WATCH: There's something called 'ghost restaurants' and we are intrigued
I was recently sent a video about a phenomenon called ghost restaurants.
"What on earth is this?" was my reaction. In the video, there's a guy cooking at a restaurant, but it turns out he doesn't own it.
And yet he has a food business and since he doesn't have the money for the premises, he uses an existing restaurant kitchen to cook for his clientele.
It's a pretty nifty idea (even though I have some misgivings, more on that later) and I think it's a win-win scenario for everyone involved.
Ghost restaurants are food delivery services, which are starting to become very popular in places like Japan and New York City.
They are described as virtual restaurants or cloud kitchens, and only offer take-away meals, which are delivered to patrons who order using third-party delivery companies.
According to recent statistics, delivery only is expected to grow by more than 15 percent through 2021, and it sees food delivery services, like UberEats, encouraging more restaurants to become ghost operations.
Uber Eats also teamed up with celebrity chef, Rachael Ray to open a limited-time, 10-city ghost kitchen featuring recipes her new cookbook.
Kitchens for rent
Ghost restaurants have to use hired space to prepare their meals. Called commissary kitchens, this space is available to rent and can be used by multiple ghost restaurateurs to prepare their meals.
They operate entirely online and allow customers to order through third-party delivery services. Sometimes the restaurant takes its own orders, makes the food and then delivers it to it's patrons.

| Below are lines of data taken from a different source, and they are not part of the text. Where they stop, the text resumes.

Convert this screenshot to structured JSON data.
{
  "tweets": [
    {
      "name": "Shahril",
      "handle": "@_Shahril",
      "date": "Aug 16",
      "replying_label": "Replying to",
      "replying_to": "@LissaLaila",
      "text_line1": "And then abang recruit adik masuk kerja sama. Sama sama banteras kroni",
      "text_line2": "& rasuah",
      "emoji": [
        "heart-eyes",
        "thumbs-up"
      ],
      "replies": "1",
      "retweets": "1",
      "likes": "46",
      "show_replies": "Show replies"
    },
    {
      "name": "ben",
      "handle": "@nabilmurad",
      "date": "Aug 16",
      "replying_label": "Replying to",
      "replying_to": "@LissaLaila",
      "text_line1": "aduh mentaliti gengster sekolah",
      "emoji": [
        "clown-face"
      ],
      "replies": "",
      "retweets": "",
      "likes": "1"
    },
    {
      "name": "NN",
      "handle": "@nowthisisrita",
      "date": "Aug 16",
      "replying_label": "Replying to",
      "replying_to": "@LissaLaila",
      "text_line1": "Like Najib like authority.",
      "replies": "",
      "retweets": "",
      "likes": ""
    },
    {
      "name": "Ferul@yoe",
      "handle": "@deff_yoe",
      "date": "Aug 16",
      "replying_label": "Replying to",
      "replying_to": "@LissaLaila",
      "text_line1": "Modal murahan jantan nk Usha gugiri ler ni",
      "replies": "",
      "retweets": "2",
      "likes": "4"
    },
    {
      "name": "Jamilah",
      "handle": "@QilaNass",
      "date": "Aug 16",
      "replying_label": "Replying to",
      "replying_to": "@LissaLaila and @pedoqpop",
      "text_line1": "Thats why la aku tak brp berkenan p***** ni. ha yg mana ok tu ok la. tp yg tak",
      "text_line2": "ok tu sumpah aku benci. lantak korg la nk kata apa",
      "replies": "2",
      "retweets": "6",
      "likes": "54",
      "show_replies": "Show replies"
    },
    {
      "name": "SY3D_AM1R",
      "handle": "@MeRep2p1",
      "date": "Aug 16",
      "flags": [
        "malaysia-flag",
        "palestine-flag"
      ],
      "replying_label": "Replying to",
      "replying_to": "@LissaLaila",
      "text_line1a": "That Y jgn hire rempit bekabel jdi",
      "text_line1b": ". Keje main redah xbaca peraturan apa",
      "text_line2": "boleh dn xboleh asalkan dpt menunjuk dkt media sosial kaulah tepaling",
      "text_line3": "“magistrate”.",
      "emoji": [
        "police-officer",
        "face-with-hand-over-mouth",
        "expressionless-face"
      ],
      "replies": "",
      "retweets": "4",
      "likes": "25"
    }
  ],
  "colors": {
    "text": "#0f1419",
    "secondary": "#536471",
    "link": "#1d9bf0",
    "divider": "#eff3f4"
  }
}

We expect it to be a major trend that will hit our shores next year.
We have previously reported about the increasing trend of cooks getting into the food prep business and using their own kitchens to prepare the food for their clients.
Even though I am personally worried about the safety aspect- especially when multiple service providers use the kitchen to prepare the food, but I think it's a genius plan and once again shows just much the trend of us sharing everything, from car rides office space, homes and now kitchens.